Every line in the entries that holds the word "Center" counts toward the answer, which should be a single number.

*** Opening of Given data ***

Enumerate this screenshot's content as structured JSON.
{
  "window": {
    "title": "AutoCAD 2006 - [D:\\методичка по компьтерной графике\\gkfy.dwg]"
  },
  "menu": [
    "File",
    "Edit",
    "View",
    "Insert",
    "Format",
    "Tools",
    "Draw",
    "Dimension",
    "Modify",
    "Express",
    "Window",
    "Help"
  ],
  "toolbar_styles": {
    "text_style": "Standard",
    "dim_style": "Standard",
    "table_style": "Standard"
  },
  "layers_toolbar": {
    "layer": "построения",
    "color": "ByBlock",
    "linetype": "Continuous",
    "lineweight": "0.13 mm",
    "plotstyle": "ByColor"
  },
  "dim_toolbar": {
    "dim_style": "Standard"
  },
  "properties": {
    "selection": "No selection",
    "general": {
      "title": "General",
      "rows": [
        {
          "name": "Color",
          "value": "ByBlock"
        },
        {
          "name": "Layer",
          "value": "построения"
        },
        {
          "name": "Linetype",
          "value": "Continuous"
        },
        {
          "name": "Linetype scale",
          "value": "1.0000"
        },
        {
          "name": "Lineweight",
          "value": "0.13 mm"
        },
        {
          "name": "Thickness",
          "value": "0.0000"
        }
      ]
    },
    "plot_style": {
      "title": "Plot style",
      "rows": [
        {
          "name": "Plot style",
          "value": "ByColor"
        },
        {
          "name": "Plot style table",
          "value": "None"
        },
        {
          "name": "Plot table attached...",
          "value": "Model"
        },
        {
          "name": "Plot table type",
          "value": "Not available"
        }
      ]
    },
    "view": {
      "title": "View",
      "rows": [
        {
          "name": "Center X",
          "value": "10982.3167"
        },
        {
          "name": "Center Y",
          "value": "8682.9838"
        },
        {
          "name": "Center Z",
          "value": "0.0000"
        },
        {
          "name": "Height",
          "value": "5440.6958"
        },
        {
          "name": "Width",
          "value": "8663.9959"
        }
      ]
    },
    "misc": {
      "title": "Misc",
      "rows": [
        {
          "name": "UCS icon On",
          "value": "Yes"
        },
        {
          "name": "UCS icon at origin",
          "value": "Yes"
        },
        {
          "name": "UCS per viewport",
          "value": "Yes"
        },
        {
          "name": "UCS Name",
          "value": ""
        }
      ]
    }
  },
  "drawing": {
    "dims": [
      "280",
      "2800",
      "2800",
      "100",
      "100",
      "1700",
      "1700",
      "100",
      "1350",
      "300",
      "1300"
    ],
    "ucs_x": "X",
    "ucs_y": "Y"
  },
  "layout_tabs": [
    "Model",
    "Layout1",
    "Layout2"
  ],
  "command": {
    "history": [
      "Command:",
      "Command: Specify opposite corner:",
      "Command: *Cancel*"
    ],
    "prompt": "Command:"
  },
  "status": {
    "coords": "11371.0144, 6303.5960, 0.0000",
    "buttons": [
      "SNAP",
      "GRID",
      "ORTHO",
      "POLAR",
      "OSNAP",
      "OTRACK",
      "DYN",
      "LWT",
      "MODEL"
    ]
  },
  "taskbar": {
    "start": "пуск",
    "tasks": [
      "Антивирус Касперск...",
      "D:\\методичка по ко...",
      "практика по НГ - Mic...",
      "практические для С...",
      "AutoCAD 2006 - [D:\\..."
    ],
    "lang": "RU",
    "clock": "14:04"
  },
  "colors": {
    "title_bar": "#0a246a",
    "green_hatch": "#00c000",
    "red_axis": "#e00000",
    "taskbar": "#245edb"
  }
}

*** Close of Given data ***

The answer
3